Try it:
All lines from the one containing "What's the underlying" down to the final line of the entries below: return them exactly.

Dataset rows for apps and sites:
******************************

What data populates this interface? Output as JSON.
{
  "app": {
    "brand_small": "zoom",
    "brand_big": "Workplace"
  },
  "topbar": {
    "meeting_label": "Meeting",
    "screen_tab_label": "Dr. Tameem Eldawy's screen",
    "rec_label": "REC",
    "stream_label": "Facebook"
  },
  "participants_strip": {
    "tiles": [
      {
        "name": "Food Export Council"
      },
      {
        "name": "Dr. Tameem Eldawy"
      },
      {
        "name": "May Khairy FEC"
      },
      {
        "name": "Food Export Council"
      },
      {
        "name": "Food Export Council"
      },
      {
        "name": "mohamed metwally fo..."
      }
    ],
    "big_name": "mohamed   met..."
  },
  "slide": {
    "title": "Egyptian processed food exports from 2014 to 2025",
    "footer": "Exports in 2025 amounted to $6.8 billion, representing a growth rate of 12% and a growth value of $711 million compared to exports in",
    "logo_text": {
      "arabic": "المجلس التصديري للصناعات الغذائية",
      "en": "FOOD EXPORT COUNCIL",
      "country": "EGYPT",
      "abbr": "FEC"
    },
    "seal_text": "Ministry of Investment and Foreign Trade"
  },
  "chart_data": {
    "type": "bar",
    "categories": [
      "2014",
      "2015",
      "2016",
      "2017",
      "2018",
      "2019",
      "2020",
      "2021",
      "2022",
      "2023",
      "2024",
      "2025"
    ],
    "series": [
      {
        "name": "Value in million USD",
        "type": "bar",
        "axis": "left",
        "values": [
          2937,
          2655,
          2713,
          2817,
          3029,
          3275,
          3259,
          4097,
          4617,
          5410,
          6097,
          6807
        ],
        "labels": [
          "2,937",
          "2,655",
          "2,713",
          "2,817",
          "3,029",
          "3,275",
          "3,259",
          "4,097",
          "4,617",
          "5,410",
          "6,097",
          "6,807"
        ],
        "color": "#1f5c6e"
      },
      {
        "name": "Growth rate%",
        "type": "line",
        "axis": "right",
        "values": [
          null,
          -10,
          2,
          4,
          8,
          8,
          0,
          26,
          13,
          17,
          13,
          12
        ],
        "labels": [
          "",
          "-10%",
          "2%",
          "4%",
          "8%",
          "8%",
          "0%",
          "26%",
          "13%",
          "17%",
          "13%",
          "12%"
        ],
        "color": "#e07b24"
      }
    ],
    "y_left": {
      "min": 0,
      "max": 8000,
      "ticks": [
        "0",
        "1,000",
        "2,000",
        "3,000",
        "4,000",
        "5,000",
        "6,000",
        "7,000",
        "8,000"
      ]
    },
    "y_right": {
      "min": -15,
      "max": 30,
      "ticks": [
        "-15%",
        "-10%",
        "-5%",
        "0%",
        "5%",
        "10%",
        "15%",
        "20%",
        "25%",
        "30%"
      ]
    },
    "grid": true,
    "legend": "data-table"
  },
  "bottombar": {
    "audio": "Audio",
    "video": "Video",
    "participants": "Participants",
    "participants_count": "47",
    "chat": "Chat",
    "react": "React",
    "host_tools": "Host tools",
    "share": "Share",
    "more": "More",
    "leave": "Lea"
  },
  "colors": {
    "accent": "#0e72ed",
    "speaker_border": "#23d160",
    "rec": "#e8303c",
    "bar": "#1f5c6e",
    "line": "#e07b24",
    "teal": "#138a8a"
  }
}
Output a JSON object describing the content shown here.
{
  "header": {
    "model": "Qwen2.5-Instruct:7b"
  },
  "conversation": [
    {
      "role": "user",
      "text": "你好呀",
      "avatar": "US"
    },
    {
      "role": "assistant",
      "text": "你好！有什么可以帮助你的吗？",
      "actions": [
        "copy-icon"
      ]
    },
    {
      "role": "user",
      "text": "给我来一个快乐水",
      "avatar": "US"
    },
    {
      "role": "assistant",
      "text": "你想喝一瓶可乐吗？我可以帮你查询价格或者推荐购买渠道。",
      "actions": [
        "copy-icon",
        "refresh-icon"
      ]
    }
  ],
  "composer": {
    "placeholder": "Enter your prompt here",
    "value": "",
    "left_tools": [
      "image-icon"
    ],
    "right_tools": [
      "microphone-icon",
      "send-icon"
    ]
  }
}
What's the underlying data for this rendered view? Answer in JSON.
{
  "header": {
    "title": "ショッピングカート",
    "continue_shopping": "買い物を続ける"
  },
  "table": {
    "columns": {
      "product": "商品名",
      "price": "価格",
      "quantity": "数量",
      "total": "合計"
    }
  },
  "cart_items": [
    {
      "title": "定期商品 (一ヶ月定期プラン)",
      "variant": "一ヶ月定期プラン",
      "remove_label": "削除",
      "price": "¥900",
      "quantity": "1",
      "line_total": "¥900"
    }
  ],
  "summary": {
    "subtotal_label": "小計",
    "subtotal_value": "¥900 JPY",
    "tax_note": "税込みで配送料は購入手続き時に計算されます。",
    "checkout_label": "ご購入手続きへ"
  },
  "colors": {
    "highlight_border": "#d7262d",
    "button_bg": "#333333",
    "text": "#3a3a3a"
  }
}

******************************

Answer below:
What's the underlying data for this rendered view? Answer in JSON.
{
  "header": {
    "title": "ショッピングカート",
    "continue_shopping": "買い物を続ける"
  },
  "table": {
    "columns": {
      "product": "商品名",
      "price": "価格",
      "quantity": "数量",
      "total": "合計"
    }
  },
  "cart_items": [
    {
      "title": "定期商品 (一ヶ月定期プラン)",
      "variant": "一ヶ月定期プラン",
      "remove_label": "削除",
      "price": "¥900",
      "quantity": "1",
      "line_total": "¥900"
    }
  ],
  "summary": {
    "subtotal_label": "小計",
    "subtotal_value": "¥900 JPY",
    "tax_note": "税込みで配送料は購入手続き時に計算されます。",
    "checkout_label": "ご購入手続きへ"
  },
  "colors": {
    "highlight_border": "#d7262d",
    "button_bg": "#333333",
    "text": "#3a3a3a"
  }
}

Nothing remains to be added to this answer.